I'm glad I taught my daughter to be careful/paranoid. I'm also glad she listened.
What we're observing here and in many other different places is the classic problem of technological advancement: Powerful tools in untrained/unexperienced hands. Each of us here has seen the internet/web grow and trivial-to-stupid data-collection services come over us like the plaque. We have a natural negative reaction to post non-anonymous content online or giving some corporation or the public all our data just because they offer a flaky lock-in version of IRC or microblogging. For most users however, that is a very normal thing to do. I cringe each time I see others exposing themselves to abuse and fraud by posting everything under their real name and data. They are one identity theft or one online stalker away from having their entire life turned into living hell.
I set up my daughters Ubuntu Netbook with two mailaccounts, one fake on with a pseudonym and one with her name. I told her to specifically use the latter only for official real-world stuff - sending in homework, applying for some course, etc. and the other for everthing else.
When she went off for a student exchange in Malaysia, she set up a another seperate pseudonymed online Facebook account for the occasion, to be able to cut it lose should things get out of hand.
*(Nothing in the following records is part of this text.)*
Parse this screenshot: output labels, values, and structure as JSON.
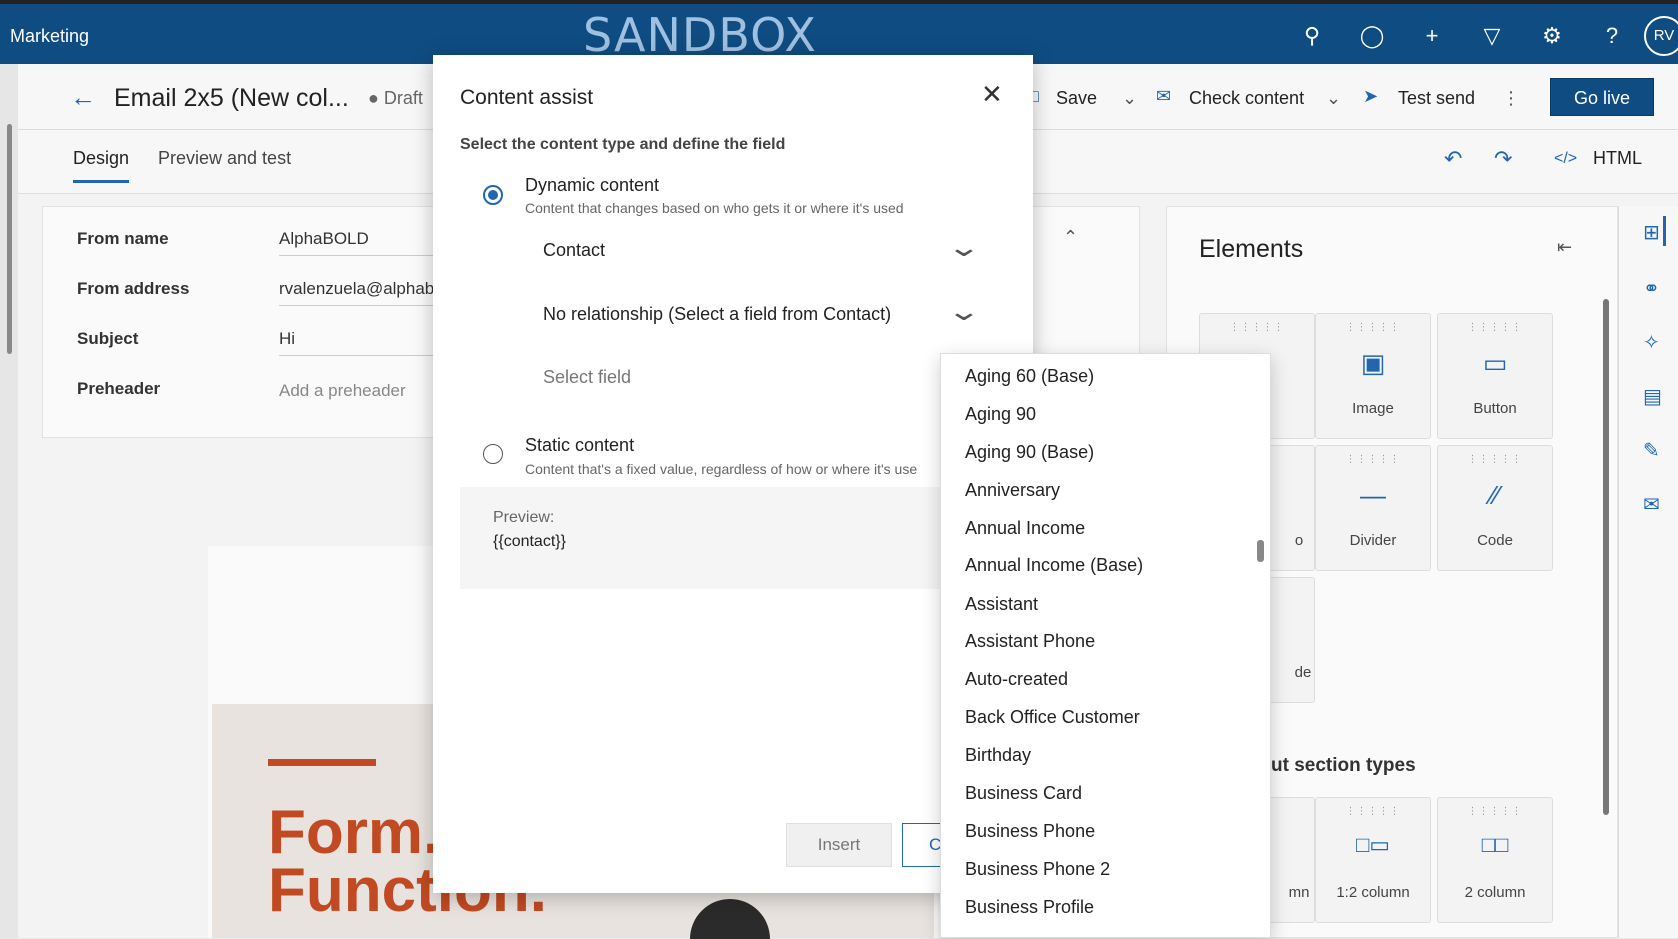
{
  "topbar": {
    "app_name": "Marketing",
    "environment": "SANDBOX",
    "avatar_initials": "RV"
  },
  "commandbar": {
    "title": "Email 2x5 (New col...",
    "status": "Draft",
    "save": "Save",
    "check_content": "Check content",
    "test_send": "Test send",
    "go_live": "Go live"
  },
  "tabs": {
    "design": "Design",
    "preview": "Preview and test",
    "html": "HTML"
  },
  "email_form": {
    "from_name_label": "From name",
    "from_name_value": "AlphaBOLD",
    "from_address_label": "From address",
    "from_address_value": "rvalenzuela@alphab",
    "subject_label": "Subject",
    "subject_value": "Hi",
    "preheader_label": "Preheader",
    "preheader_placeholder": "Add a preheader"
  },
  "email_canvas": {
    "hero_text_line1": "Form.",
    "hero_text_line2": "Function."
  },
  "elements_panel": {
    "title": "Elements",
    "cards": [
      {
        "label": "Image",
        "icon": "image-icon"
      },
      {
        "label": "Button",
        "icon": "button-icon"
      },
      {
        "label": "o",
        "icon": "video-icon"
      },
      {
        "label": "Divider",
        "icon": "divider-icon"
      },
      {
        "label": "Code",
        "icon": "code-icon"
      },
      {
        "label": "de",
        "icon": "element-icon"
      }
    ],
    "section_types_label": "ut section types",
    "section_cards": [
      {
        "label": "mn"
      },
      {
        "label": "1:2 column"
      },
      {
        "label": "2 column"
      }
    ]
  },
  "modal": {
    "title": "Content assist",
    "subtitle": "Select the content type and define the field",
    "dynamic_title": "Dynamic content",
    "dynamic_desc": "Content that changes based on who gets it or where it's used",
    "entity_value": "Contact",
    "relationship_value": "No relationship (Select a field from Contact)",
    "field_placeholder": "Select field",
    "static_title": "Static content",
    "static_desc": "Content that's a fixed value, regardless of how or where it's use",
    "preview_label": "Preview:",
    "preview_value": "{{contact}}",
    "insert_label": "Insert",
    "cancel_label": "C"
  },
  "field_list": {
    "items": [
      "Aging 60 (Base)",
      "Aging 90",
      "Aging 90 (Base)",
      "Anniversary",
      "Annual Income",
      "Annual Income (Base)",
      "Assistant",
      "Assistant Phone",
      "Auto-created",
      "Back Office Customer",
      "Birthday",
      "Business Card",
      "Business Phone",
      "Business Phone 2",
      "Business Profile"
    ]
  },
  "colors": {
    "brand_bar": "#0f4c81",
    "accent": "#2266b0",
    "hero_text": "#c24a22"
  }
}
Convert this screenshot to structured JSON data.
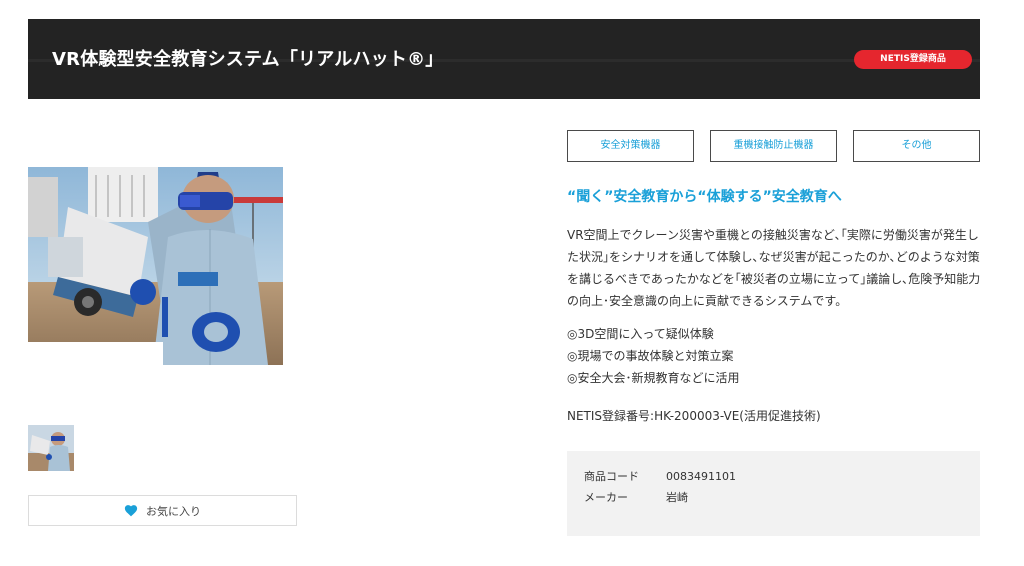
{
  "header": {
    "title": "VR体験型安全教育システム「リアルハット®」",
    "badge": "NETIS登録商品"
  },
  "gallery": {
    "favorite_label": "お気に入り"
  },
  "tags": [
    {
      "label": "安全対策機器"
    },
    {
      "label": "重機接触防止機器"
    },
    {
      "label": "その他"
    }
  ],
  "product": {
    "headline": "“聞く”安全教育から“体験する”安全教育へ",
    "description": "VR空間上でクレーン災害や重機との接触災害など､｢実際に労働災害が発生した状況｣をシナリオを通して体験し､なぜ災害が起こったのか､どのような対策を講じるべきであったかなどを｢被災者の立場に立って｣議論し､危険予知能力の向上･安全意識の向上に貢献できるシステムです。",
    "features": [
      "◎3D空間に入って疑似体験",
      "◎現場での事故体験と対策立案",
      "◎安全大会･新規教育などに活用"
    ],
    "netis_number": "NETIS登録番号:HK-200003-VE(活用促進技術)"
  },
  "spec": {
    "code_label": "商品コード",
    "code_value": "0083491101",
    "maker_label": "メーカー",
    "maker_value": "岩崎"
  },
  "colors": {
    "accent": "#1aa0d8",
    "badge": "#e5262e",
    "header_bg": "#232323",
    "heart": "#1aa0d8"
  }
}
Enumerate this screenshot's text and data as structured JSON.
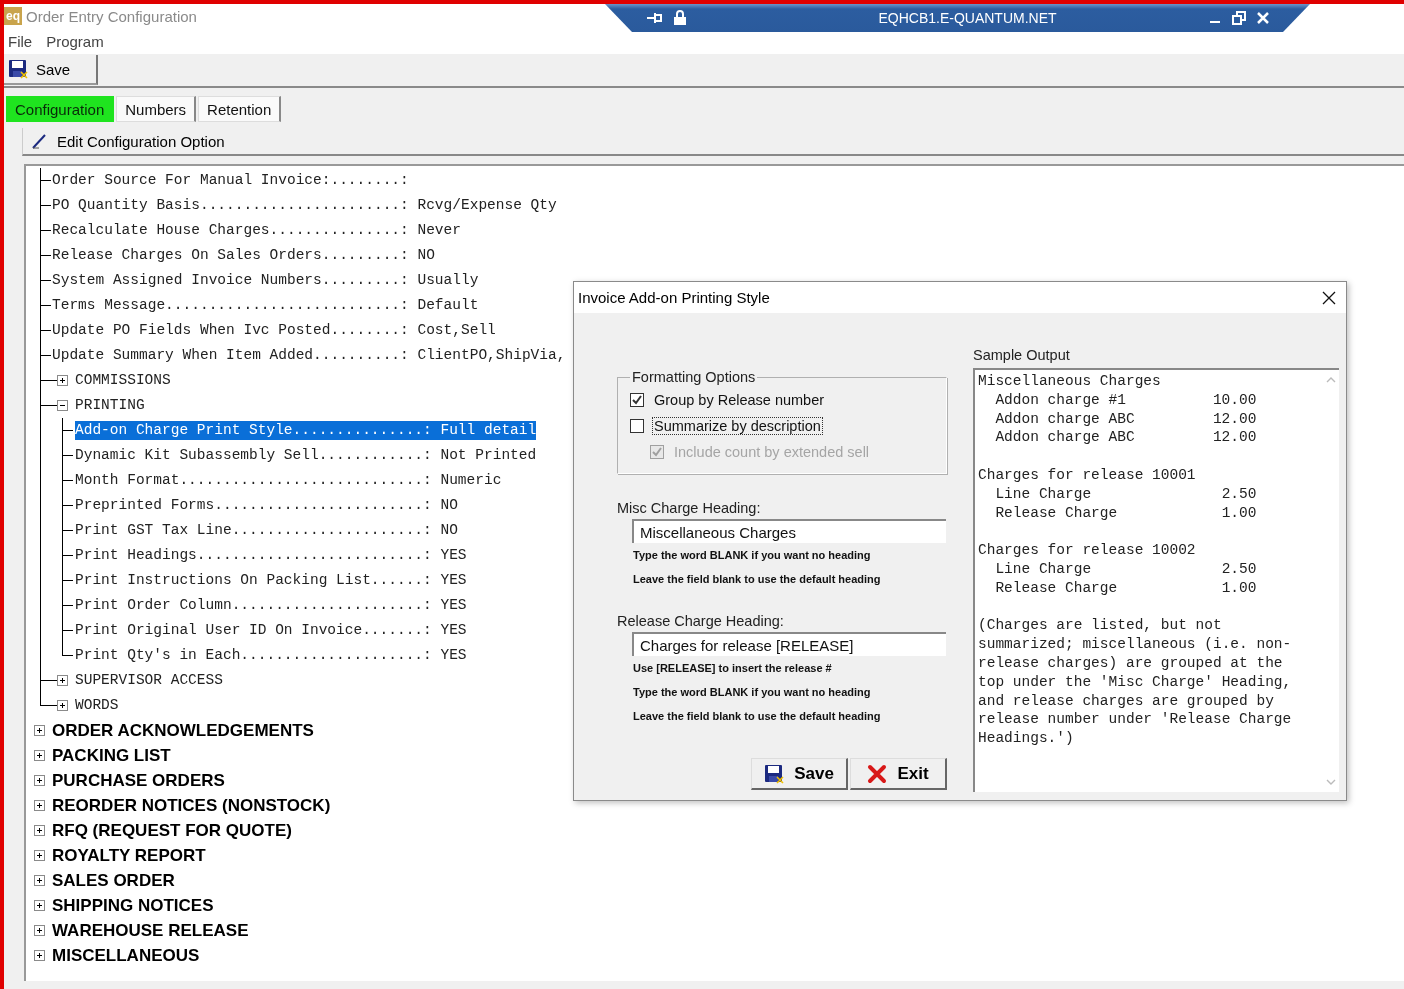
{
  "window": {
    "logo": "eq",
    "title": "Order Entry Configuration"
  },
  "remote_bar": {
    "title": "EQHCB1.E-QUANTUM.NET"
  },
  "menu": [
    "File",
    "Program"
  ],
  "toolbar": {
    "save": "Save"
  },
  "tabs": [
    {
      "label": "Configuration",
      "selected": true
    },
    {
      "label": "Numbers",
      "selected": false
    },
    {
      "label": "Retention",
      "selected": false
    }
  ],
  "edit_bar": {
    "label": "Edit Configuration Option"
  },
  "tree": {
    "branch": [
      {
        "kind": "setting",
        "label": "Order Source For Manual Invoice:........:",
        "selected": false
      },
      {
        "kind": "setting",
        "label": "PO Quantity Basis.......................:",
        "value": "Rcvg/Expense Qty",
        "selected": false
      },
      {
        "kind": "setting",
        "label": "Recalculate House Charges...............:",
        "value": "Never",
        "selected": false
      },
      {
        "kind": "setting",
        "label": "Release Charges On Sales Orders.........:",
        "value": "NO",
        "selected": false
      },
      {
        "kind": "setting",
        "label": "System Assigned Invoice Numbers.........:",
        "value": "Usually",
        "selected": false
      },
      {
        "kind": "setting",
        "label": "Terms Message...........................:",
        "value": "Default",
        "selected": false
      },
      {
        "kind": "setting",
        "label": "Update PO Fields When Ivc Posted........:",
        "value": "Cost,Sell",
        "selected": false
      },
      {
        "kind": "setting",
        "label": "Update Summary When Item Added..........:",
        "value": "ClientPO,ShipVia,",
        "selected": false
      },
      {
        "kind": "group",
        "label": "COMMISSIONS",
        "expanded": false,
        "selected": false
      },
      {
        "kind": "group",
        "label": "PRINTING",
        "expanded": true,
        "selected": false,
        "children": [
          {
            "kind": "setting",
            "label": "Add-on Charge Print Style...............:",
            "value": "Full detail",
            "selected": true
          },
          {
            "kind": "setting",
            "label": "Dynamic Kit Subassembly Sell............:",
            "value": "Not Printed",
            "selected": false
          },
          {
            "kind": "setting",
            "label": "Month Format............................:",
            "value": "Numeric",
            "selected": false
          },
          {
            "kind": "setting",
            "label": "Preprinted Forms........................:",
            "value": "NO",
            "selected": false
          },
          {
            "kind": "setting",
            "label": "Print GST Tax Line......................:",
            "value": "NO",
            "selected": false
          },
          {
            "kind": "setting",
            "label": "Print Headings..........................:",
            "value": "YES",
            "selected": false
          },
          {
            "kind": "setting",
            "label": "Print Instructions On Packing List......:",
            "value": "YES",
            "selected": false
          },
          {
            "kind": "setting",
            "label": "Print Order Column......................:",
            "value": "YES",
            "selected": false
          },
          {
            "kind": "setting",
            "label": "Print Original User ID On Invoice.......:",
            "value": "YES",
            "selected": false
          },
          {
            "kind": "setting",
            "label": "Print Qty's in Each.....................:",
            "value": "YES",
            "selected": false
          }
        ]
      },
      {
        "kind": "group",
        "label": "SUPERVISOR ACCESS",
        "expanded": false,
        "selected": false
      },
      {
        "kind": "group",
        "label": "WORDS",
        "expanded": false,
        "selected": false
      }
    ],
    "sections": [
      {
        "label": "ORDER ACKNOWLEDGEMENTS",
        "expanded": false
      },
      {
        "label": "PACKING LIST",
        "expanded": false
      },
      {
        "label": "PURCHASE ORDERS",
        "expanded": false
      },
      {
        "label": "REORDER NOTICES (NONSTOCK)",
        "expanded": false
      },
      {
        "label": "RFQ (REQUEST FOR QUOTE)",
        "expanded": false
      },
      {
        "label": "ROYALTY REPORT",
        "expanded": false
      },
      {
        "label": "SALES ORDER",
        "expanded": false
      },
      {
        "label": "SHIPPING NOTICES",
        "expanded": false
      },
      {
        "label": "WAREHOUSE RELEASE",
        "expanded": false
      },
      {
        "label": "MISCELLANEOUS",
        "expanded": false
      }
    ]
  },
  "dialog": {
    "title": "Invoice Add-on Printing Style",
    "formatting": {
      "legend": "Formatting Options",
      "options": [
        {
          "label": "Group by Release number",
          "checked": true,
          "disabled": false,
          "focused": false
        },
        {
          "label": "Summarize by description",
          "checked": false,
          "disabled": false,
          "focused": true,
          "children": [
            {
              "label": "Include count by extended sell",
              "checked": true,
              "disabled": true,
              "focused": false
            }
          ]
        }
      ]
    },
    "headings": [
      {
        "label": "Misc Charge Heading:",
        "value": "Miscellaneous Charges",
        "hints": [
          "Type the word BLANK if you want no heading",
          "Leave the field blank to use the default heading"
        ]
      },
      {
        "label": "Release Charge Heading:",
        "value": "Charges for release [RELEASE]",
        "hints": [
          "Use [RELEASE] to insert the release #",
          "Type the word BLANK if you want no heading",
          "Leave the field blank to use the default heading"
        ]
      }
    ],
    "buttons": [
      {
        "kind": "save",
        "label": "Save"
      },
      {
        "kind": "exit",
        "label": "Exit"
      }
    ],
    "sample_output": {
      "label": "Sample Output",
      "groups": [
        {
          "heading": "Miscellaneous Charges",
          "lines": [
            {
              "description": "Addon charge #1",
              "amount": "10.00"
            },
            {
              "description": "Addon charge ABC",
              "amount": "12.00"
            },
            {
              "description": "Addon charge ABC",
              "amount": "12.00"
            }
          ]
        },
        {
          "heading": "Charges for release 10001",
          "lines": [
            {
              "description": "Line Charge",
              "amount": "2.50"
            },
            {
              "description": "Release Charge",
              "amount": "1.00"
            }
          ]
        },
        {
          "heading": "Charges for release 10002",
          "lines": [
            {
              "description": "Line Charge",
              "amount": "2.50"
            },
            {
              "description": "Release Charge",
              "amount": "1.00"
            }
          ]
        }
      ],
      "note": "(Charges are listed, but not summarized; miscellaneous (i.e. non-release charges) are grouped at the top under the 'Misc Charge' Heading, and release charges are grouped by release number under 'Release Charge Headings.')"
    }
  }
}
That's daddys smart girl.
Fake/pseudonymed accounts and a general base paranoia about all things online is a must these days if you don't want to be over-exposed to crap from immature teenagers.
I'm glad my daughter caught the drift and didn't wave off her daddys advice on this matter.